§ Material for this task:
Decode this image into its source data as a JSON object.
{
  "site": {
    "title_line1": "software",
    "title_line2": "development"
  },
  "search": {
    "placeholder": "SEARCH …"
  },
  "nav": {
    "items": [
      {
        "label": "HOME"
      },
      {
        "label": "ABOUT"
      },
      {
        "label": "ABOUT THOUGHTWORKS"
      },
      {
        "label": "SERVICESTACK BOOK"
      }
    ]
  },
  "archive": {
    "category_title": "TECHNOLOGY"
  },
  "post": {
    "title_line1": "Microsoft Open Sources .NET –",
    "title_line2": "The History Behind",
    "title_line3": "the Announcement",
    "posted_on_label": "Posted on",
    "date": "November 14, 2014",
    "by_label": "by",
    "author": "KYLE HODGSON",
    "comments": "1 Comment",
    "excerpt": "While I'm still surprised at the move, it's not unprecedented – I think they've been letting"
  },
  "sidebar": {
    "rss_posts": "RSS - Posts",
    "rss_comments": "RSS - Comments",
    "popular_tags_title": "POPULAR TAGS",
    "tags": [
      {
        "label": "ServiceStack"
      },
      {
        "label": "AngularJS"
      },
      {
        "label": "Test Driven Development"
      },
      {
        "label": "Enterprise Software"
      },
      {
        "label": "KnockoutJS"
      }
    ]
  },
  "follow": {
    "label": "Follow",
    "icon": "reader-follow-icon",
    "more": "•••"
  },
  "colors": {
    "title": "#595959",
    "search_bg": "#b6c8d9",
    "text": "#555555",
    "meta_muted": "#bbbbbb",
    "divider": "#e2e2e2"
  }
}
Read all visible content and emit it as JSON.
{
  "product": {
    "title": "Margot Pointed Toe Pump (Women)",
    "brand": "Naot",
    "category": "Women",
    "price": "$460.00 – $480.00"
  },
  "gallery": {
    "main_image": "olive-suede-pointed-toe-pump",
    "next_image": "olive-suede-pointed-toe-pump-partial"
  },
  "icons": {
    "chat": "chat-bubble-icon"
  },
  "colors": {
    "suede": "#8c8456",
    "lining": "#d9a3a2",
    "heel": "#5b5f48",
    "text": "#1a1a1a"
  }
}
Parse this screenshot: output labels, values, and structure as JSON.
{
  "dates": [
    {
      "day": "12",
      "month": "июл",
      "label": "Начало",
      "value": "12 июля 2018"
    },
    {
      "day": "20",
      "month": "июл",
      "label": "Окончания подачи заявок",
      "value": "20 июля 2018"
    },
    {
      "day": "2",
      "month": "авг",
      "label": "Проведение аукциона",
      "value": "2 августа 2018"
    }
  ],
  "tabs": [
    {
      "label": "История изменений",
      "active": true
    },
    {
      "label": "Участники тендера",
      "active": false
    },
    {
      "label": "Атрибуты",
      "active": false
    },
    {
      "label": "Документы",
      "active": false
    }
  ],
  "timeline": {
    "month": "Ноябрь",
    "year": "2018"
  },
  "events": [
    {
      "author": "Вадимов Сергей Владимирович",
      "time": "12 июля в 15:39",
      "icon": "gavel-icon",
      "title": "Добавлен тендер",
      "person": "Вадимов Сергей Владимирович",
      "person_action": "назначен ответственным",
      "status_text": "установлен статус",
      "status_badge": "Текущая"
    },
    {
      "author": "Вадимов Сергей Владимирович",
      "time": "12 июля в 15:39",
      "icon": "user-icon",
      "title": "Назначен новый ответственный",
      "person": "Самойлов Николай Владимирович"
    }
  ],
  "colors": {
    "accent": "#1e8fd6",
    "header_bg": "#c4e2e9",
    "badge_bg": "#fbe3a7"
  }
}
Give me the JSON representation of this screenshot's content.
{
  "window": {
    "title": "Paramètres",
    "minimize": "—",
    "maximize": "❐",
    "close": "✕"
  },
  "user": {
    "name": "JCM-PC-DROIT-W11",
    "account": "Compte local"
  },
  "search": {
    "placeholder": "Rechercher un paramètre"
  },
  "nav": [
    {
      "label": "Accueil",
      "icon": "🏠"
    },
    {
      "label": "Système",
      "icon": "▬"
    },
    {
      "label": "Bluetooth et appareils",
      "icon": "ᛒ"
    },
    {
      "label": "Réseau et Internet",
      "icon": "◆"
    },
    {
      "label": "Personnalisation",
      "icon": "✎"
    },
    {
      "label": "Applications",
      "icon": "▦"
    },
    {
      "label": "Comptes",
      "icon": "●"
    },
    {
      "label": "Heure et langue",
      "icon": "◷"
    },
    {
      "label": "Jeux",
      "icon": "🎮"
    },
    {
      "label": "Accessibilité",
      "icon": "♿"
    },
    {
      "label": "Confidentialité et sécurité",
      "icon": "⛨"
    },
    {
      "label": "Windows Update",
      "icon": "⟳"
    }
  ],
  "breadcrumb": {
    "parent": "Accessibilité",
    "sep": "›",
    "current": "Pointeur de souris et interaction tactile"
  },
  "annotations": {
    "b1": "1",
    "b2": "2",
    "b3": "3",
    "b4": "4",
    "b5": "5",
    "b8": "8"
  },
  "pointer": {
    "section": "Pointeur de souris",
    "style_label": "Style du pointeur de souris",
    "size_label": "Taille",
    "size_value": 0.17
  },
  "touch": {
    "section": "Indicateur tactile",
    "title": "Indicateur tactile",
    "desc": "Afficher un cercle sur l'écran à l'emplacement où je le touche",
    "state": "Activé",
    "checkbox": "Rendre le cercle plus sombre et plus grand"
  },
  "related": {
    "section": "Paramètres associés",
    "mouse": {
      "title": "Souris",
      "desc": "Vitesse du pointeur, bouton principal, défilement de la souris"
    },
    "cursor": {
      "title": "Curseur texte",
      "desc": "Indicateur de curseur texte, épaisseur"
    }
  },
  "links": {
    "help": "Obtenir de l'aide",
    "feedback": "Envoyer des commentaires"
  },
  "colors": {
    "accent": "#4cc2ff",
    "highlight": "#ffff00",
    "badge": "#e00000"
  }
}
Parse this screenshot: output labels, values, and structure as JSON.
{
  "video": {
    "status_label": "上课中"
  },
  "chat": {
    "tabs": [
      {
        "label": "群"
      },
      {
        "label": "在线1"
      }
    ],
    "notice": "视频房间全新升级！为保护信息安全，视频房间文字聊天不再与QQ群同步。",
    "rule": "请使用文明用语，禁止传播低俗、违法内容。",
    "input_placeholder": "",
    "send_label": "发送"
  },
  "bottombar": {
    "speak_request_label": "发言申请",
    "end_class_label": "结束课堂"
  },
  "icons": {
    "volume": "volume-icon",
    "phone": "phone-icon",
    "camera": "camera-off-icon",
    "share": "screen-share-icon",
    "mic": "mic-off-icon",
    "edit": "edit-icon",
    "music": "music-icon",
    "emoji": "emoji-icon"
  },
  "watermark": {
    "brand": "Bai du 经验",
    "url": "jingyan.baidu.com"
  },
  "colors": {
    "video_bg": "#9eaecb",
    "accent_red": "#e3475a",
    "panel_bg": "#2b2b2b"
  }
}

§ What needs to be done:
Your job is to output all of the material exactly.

§ Answer:
Decode this image into its source data as a JSON object.
{
  "site": {
    "title_line1": "software",
    "title_line2": "development"
  },
  "search": {
    "placeholder": "SEARCH …"
  },
  "nav": {
    "items": [
      {
        "label": "HOME"
      },
      {
        "label": "ABOUT"
      },
      {
        "label": "ABOUT THOUGHTWORKS"
      },
      {
        "label": "SERVICESTACK BOOK"
      }
    ]
  },
  "archive": {
    "category_title": "TECHNOLOGY"
  },
  "post": {
    "title_line1": "Microsoft Open Sources .NET –",
    "title_line2": "The History Behind",
    "title_line3": "the Announcement",
    "posted_on_label": "Posted on",
    "date": "November 14, 2014",
    "by_label": "by",
    "author": "KYLE HODGSON",
    "comments": "1 Comment",
    "excerpt": "While I'm still surprised at the move, it's not unprecedented – I think they've been letting"
  },
  "sidebar": {
    "rss_posts": "RSS - Posts",
    "rss_comments": "RSS - Comments",
    "popular_tags_title": "POPULAR TAGS",
    "tags": [
      {
        "label": "ServiceStack"
      },
      {
        "label": "AngularJS"
      },
      {
        "label": "Test Driven Development"
      },
      {
        "label": "Enterprise Software"
      },
      {
        "label": "KnockoutJS"
      }
    ]
  },
  "follow": {
    "label": "Follow",
    "icon": "reader-follow-icon",
    "more": "•••"
  },
  "colors": {
    "title": "#595959",
    "search_bg": "#b6c8d9",
    "text": "#555555",
    "meta_muted": "#bbbbbb",
    "divider": "#e2e2e2"
  }
}
Read all visible content and emit it as JSON.
{
  "product": {
    "title": "Margot Pointed Toe Pump (Women)",
    "brand": "Naot",
    "category": "Women",
    "price": "$460.00 – $480.00"
  },
  "gallery": {
    "main_image": "olive-suede-pointed-toe-pump",
    "next_image": "olive-suede-pointed-toe-pump-partial"
  },
  "icons": {
    "chat": "chat-bubble-icon"
  },
  "colors": {
    "suede": "#8c8456",
    "lining": "#d9a3a2",
    "heel": "#5b5f48",
    "text": "#1a1a1a"
  }
}
Parse this screenshot: output labels, values, and structure as JSON.
{
  "dates": [
    {
      "day": "12",
      "month": "июл",
      "label": "Начало",
      "value": "12 июля 2018"
    },
    {
      "day": "20",
      "month": "июл",
      "label": "Окончания подачи заявок",
      "value": "20 июля 2018"
    },
    {
      "day": "2",
      "month": "авг",
      "label": "Проведение аукциона",
      "value": "2 августа 2018"
    }
  ],
  "tabs": [
    {
      "label": "История изменений",
      "active": true
    },
    {
      "label": "Участники тендера",
      "active": false
    },
    {
      "label": "Атрибуты",
      "active": false
    },
    {
      "label": "Документы",
      "active": false
    }
  ],
  "timeline": {
    "month": "Ноябрь",
    "year": "2018"
  },
  "events": [
    {
      "author": "Вадимов Сергей Владимирович",
      "time": "12 июля в 15:39",
      "icon": "gavel-icon",
      "title": "Добавлен тендер",
      "person": "Вадимов Сергей Владимирович",
      "person_action": "назначен ответственным",
      "status_text": "установлен статус",
      "status_badge": "Текущая"
    },
    {
      "author": "Вадимов Сергей Владимирович",
      "time": "12 июля в 15:39",
      "icon": "user-icon",
      "title": "Назначен новый ответственный",
      "person": "Самойлов Николай Владимирович"
    }
  ],
  "colors": {
    "accent": "#1e8fd6",
    "header_bg": "#c4e2e9",
    "badge_bg": "#fbe3a7"
  }
}
Give me the JSON representation of this screenshot's content.
{
  "window": {
    "title": "Paramètres",
    "minimize": "—",
    "maximize": "❐",
    "close": "✕"
  },
  "user": {
    "name": "JCM-PC-DROIT-W11",
    "account": "Compte local"
  },
  "search": {
    "placeholder": "Rechercher un paramètre"
  },
  "nav": [
    {
      "label": "Accueil",
      "icon": "🏠"
    },
    {
      "label": "Système",
      "icon": "▬"
    },
    {
      "label": "Bluetooth et appareils",
      "icon": "ᛒ"
    },
    {
      "label": "Réseau et Internet",
      "icon": "◆"
    },
    {
      "label": "Personnalisation",
      "icon": "✎"
    },
    {
      "label": "Applications",
      "icon": "▦"
    },
    {
      "label": "Comptes",
      "icon": "●"
    },
    {
      "label": "Heure et langue",
      "icon": "◷"
    },
    {
      "label": "Jeux",
      "icon": "🎮"
    },
    {
      "label": "Accessibilité",
      "icon": "♿"
    },
    {
      "label": "Confidentialité et sécurité",
      "icon": "⛨"
    },
    {
      "label": "Windows Update",
      "icon": "⟳"
    }
  ],
  "breadcrumb": {
    "parent": "Accessibilité",
    "sep": "›",
    "current": "Pointeur de souris et interaction tactile"
  },
  "annotations": {
    "b1": "1",
    "b2": "2",
    "b3": "3",
    "b4": "4",
    "b5": "5",
    "b8": "8"
  },
  "pointer": {
    "section": "Pointeur de souris",
    "style_label": "Style du pointeur de souris",
    "size_label": "Taille",
    "size_value": 0.17
  },
  "touch": {
    "section": "Indicateur tactile",
    "title": "Indicateur tactile",
    "desc": "Afficher un cercle sur l'écran à l'emplacement où je le touche",
    "state": "Activé",
    "checkbox": "Rendre le cercle plus sombre et plus grand"
  },
  "related": {
    "section": "Paramètres associés",
    "mouse": {
      "title": "Souris",
      "desc": "Vitesse du pointeur, bouton principal, défilement de la souris"
    },
    "cursor": {
      "title": "Curseur texte",
      "desc": "Indicateur de curseur texte, épaisseur"
    }
  },
  "links": {
    "help": "Obtenir de l'aide",
    "feedback": "Envoyer des commentaires"
  },
  "colors": {
    "accent": "#4cc2ff",
    "highlight": "#ffff00",
    "badge": "#e00000"
  }
}
Parse this screenshot: output labels, values, and structure as JSON.
{
  "video": {
    "status_label": "上课中"
  },
  "chat": {
    "tabs": [
      {
        "label": "群"
      },
      {
        "label": "在线1"
      }
    ],
    "notice": "视频房间全新升级！为保护信息安全，视频房间文字聊天不再与QQ群同步。",
    "rule": "请使用文明用语，禁止传播低俗、违法内容。",
    "input_placeholder": "",
    "send_label": "发送"
  },
  "bottombar": {
    "speak_request_label": "发言申请",
    "end_class_label": "结束课堂"
  },
  "icons": {
    "volume": "volume-icon",
    "phone": "phone-icon",
    "camera": "camera-off-icon",
    "share": "screen-share-icon",
    "mic": "mic-off-icon",
    "edit": "edit-icon",
    "music": "music-icon",
    "emoji": "emoji-icon"
  },
  "watermark": {
    "brand": "Bai du 经验",
    "url": "jingyan.baidu.com"
  },
  "colors": {
    "video_bg": "#9eaecb",
    "accent_red": "#e3475a",
    "panel_bg": "#2b2b2b"
  }
}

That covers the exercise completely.